→ WORK INSTRUCTIONS: Filter the lines below, copying only those with the string "JSON".
DATA FOR REVIEW Block Start
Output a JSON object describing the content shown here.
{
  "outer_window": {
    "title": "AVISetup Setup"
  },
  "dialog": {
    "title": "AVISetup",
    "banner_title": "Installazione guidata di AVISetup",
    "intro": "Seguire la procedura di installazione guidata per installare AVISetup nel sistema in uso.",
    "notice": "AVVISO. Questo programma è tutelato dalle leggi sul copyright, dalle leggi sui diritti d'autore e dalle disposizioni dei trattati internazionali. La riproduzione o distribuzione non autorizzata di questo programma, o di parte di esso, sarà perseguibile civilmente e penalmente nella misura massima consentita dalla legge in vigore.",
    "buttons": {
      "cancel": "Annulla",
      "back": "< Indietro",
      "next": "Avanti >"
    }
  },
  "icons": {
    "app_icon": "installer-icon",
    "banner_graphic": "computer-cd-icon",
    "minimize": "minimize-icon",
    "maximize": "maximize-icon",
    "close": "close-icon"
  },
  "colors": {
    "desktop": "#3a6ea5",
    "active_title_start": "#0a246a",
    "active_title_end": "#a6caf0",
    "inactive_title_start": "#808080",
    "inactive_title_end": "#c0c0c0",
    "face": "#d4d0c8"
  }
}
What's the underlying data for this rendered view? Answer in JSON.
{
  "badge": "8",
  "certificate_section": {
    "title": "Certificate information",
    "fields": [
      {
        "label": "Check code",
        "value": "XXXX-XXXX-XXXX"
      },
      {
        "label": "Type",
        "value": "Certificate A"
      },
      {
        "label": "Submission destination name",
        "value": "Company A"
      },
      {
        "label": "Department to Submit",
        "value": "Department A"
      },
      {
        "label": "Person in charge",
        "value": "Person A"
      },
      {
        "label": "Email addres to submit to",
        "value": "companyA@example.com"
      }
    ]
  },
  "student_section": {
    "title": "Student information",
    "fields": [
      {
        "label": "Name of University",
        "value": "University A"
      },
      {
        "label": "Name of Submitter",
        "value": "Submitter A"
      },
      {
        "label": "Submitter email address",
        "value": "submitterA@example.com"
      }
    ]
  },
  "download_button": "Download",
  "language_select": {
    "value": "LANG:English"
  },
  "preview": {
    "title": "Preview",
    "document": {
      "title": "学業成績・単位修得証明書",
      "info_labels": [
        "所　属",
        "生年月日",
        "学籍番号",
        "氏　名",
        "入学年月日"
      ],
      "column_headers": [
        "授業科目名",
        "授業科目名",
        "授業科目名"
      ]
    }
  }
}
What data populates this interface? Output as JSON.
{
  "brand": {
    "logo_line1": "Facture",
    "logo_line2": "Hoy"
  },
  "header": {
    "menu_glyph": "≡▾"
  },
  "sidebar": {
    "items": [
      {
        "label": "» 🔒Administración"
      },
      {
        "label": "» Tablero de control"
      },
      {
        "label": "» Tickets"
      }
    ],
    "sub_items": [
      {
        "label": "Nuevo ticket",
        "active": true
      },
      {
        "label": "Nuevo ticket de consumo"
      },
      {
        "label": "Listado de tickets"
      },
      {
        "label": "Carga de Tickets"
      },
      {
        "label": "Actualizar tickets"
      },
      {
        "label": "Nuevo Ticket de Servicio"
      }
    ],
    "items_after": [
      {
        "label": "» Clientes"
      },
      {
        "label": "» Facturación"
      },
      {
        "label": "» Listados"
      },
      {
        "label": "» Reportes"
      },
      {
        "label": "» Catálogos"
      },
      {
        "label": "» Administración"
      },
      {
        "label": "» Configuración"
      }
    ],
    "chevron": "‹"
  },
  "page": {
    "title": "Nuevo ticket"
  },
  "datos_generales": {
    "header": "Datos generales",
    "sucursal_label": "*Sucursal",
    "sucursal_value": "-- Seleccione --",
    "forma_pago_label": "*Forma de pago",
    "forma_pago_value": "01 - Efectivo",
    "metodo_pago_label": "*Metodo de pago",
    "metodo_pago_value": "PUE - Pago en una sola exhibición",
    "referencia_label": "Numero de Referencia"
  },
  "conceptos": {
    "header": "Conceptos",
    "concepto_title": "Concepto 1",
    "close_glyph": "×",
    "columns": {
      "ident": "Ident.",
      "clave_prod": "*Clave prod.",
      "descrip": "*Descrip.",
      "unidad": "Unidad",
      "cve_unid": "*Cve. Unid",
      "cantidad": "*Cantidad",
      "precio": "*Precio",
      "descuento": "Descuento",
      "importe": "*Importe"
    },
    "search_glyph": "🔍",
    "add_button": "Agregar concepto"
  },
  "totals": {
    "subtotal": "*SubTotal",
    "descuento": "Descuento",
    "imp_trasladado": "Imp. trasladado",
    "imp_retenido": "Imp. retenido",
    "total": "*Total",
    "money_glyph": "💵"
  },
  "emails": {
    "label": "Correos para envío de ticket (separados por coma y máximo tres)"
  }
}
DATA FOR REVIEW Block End
→ RESULT OF THE TASK:
Output a JSON object describing the content shown here.
What's the underlying data for this rendered view? Answer in JSON.
What data populates this interface? Output as JSON.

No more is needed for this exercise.